*What is being asked*
Set every record down again, exactly and completely.

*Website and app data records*
== Segment start ==
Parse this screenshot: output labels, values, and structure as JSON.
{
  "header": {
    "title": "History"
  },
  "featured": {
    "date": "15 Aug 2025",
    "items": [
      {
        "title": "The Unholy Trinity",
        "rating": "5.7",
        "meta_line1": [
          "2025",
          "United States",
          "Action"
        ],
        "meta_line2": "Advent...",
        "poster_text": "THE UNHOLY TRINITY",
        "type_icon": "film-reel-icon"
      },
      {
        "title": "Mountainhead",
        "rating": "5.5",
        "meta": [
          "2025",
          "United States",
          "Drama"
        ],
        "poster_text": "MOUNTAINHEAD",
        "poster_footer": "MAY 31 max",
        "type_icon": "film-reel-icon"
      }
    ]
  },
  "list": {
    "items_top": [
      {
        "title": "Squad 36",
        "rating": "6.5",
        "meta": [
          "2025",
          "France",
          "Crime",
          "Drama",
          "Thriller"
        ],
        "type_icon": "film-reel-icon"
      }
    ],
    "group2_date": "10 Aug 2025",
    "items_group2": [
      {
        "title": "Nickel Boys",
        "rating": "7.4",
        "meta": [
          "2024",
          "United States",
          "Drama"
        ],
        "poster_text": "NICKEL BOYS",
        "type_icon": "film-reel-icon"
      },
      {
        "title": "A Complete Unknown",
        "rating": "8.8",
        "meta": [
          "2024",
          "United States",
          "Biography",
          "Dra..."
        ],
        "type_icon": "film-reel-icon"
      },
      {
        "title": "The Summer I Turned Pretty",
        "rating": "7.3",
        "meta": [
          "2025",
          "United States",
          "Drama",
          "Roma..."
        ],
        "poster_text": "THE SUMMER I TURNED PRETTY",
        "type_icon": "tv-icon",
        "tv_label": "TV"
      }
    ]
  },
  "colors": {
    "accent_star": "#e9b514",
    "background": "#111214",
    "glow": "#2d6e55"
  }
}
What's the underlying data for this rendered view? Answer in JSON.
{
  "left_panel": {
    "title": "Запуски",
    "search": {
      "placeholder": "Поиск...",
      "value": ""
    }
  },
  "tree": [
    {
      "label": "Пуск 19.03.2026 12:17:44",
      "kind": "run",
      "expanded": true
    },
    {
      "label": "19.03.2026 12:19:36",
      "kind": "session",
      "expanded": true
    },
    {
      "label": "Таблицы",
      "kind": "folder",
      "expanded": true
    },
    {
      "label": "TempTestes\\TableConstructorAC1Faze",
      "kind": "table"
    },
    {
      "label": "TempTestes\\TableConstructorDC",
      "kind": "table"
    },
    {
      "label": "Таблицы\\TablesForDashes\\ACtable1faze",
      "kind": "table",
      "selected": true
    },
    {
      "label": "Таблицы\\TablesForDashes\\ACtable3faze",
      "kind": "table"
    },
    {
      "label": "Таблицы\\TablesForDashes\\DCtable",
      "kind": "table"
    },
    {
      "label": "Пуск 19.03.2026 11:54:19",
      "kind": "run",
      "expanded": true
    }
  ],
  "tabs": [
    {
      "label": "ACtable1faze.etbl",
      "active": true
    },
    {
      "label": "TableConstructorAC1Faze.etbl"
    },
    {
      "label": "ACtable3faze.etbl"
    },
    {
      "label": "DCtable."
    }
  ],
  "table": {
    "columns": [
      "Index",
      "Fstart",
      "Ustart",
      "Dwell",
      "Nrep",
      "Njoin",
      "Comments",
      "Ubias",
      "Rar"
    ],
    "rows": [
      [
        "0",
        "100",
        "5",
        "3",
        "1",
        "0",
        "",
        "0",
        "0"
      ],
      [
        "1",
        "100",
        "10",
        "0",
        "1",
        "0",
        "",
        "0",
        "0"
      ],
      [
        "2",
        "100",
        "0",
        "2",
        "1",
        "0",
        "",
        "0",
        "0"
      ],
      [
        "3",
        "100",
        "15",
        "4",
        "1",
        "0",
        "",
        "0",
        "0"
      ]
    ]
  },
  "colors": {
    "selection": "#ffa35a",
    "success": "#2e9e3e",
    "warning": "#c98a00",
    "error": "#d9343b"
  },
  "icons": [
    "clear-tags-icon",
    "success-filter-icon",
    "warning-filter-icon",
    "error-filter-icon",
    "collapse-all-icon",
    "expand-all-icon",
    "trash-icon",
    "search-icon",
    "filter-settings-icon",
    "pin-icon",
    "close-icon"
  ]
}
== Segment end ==
*Solved exercise*
Parse this screenshot: output labels, values, and structure as JSON.
{
  "header": {
    "title": "History"
  },
  "featured": {
    "date": "15 Aug 2025",
    "items": [
      {
        "title": "The Unholy Trinity",
        "rating": "5.7",
        "meta_line1": [
          "2025",
          "United States",
          "Action"
        ],
        "meta_line2": "Advent...",
        "poster_text": "THE UNHOLY TRINITY",
        "type_icon": "film-reel-icon"
      },
      {
        "title": "Mountainhead",
        "rating": "5.5",
        "meta": [
          "2025",
          "United States",
          "Drama"
        ],
        "poster_text": "MOUNTAINHEAD",
        "poster_footer": "MAY 31 max",
        "type_icon": "film-reel-icon"
      }
    ]
  },
  "list": {
    "items_top": [
      {
        "title": "Squad 36",
        "rating": "6.5",
        "meta": [
          "2025",
          "France",
          "Crime",
          "Drama",
          "Thriller"
        ],
        "type_icon": "film-reel-icon"
      }
    ],
    "group2_date": "10 Aug 2025",
    "items_group2": [
      {
        "title": "Nickel Boys",
        "rating": "7.4",
        "meta": [
          "2024",
          "United States",
          "Drama"
        ],
        "poster_text": "NICKEL BOYS",
        "type_icon": "film-reel-icon"
      },
      {
        "title": "A Complete Unknown",
        "rating": "8.8",
        "meta": [
          "2024",
          "United States",
          "Biography",
          "Dra..."
        ],
        "type_icon": "film-reel-icon"
      },
      {
        "title": "The Summer I Turned Pretty",
        "rating": "7.3",
        "meta": [
          "2025",
          "United States",
          "Drama",
          "Roma..."
        ],
        "poster_text": "THE SUMMER I TURNED PRETTY",
        "type_icon": "tv-icon",
        "tv_label": "TV"
      }
    ]
  },
  "colors": {
    "accent_star": "#e9b514",
    "background": "#111214",
    "glow": "#2d6e55"
  }
}
What's the underlying data for this rendered view? Answer in JSON.
{
  "left_panel": {
    "title": "Запуски",
    "search": {
      "placeholder": "Поиск...",
      "value": ""
    }
  },
  "tree": [
    {
      "label": "Пуск 19.03.2026 12:17:44",
      "kind": "run",
      "expanded": true
    },
    {
      "label": "19.03.2026 12:19:36",
      "kind": "session",
      "expanded": true
    },
    {
      "label": "Таблицы",
      "kind": "folder",
      "expanded": true
    },
    {
      "label": "TempTestes\\TableConstructorAC1Faze",
      "kind": "table"
    },
    {
      "label": "TempTestes\\TableConstructorDC",
      "kind": "table"
    },
    {
      "label": "Таблицы\\TablesForDashes\\ACtable1faze",
      "kind": "table",
      "selected": true
    },
    {
      "label": "Таблицы\\TablesForDashes\\ACtable3faze",
      "kind": "table"
    },
    {
      "label": "Таблицы\\TablesForDashes\\DCtable",
      "kind": "table"
    },
    {
      "label": "Пуск 19.03.2026 11:54:19",
      "kind": "run",
      "expanded": true
    }
  ],
  "tabs": [
    {
      "label": "ACtable1faze.etbl",
      "active": true
    },
    {
      "label": "TableConstructorAC1Faze.etbl"
    },
    {
      "label": "ACtable3faze.etbl"
    },
    {
      "label": "DCtable."
    }
  ],
  "table": {
    "columns": [
      "Index",
      "Fstart",
      "Ustart",
      "Dwell",
      "Nrep",
      "Njoin",
      "Comments",
      "Ubias",
      "Rar"
    ],
    "rows": [
      [
        "0",
        "100",
        "5",
        "3",
        "1",
        "0",
        "",
        "0",
        "0"
      ],
      [
        "1",
        "100",
        "10",
        "0",
        "1",
        "0",
        "",
        "0",
        "0"
      ],
      [
        "2",
        "100",
        "0",
        "2",
        "1",
        "0",
        "",
        "0",
        "0"
      ],
      [
        "3",
        "100",
        "15",
        "4",
        "1",
        "0",
        "",
        "0",
        "0"
      ]
    ]
  },
  "colors": {
    "selection": "#ffa35a",
    "success": "#2e9e3e",
    "warning": "#c98a00",
    "error": "#d9343b"
  },
  "icons": [
    "clear-tags-icon",
    "success-filter-icon",
    "warning-filter-icon",
    "error-filter-icon",
    "collapse-all-icon",
    "expand-all-icon",
    "trash-icon",
    "search-icon",
    "filter-settings-icon",
    "pin-icon",
    "close-icon"
  ]
}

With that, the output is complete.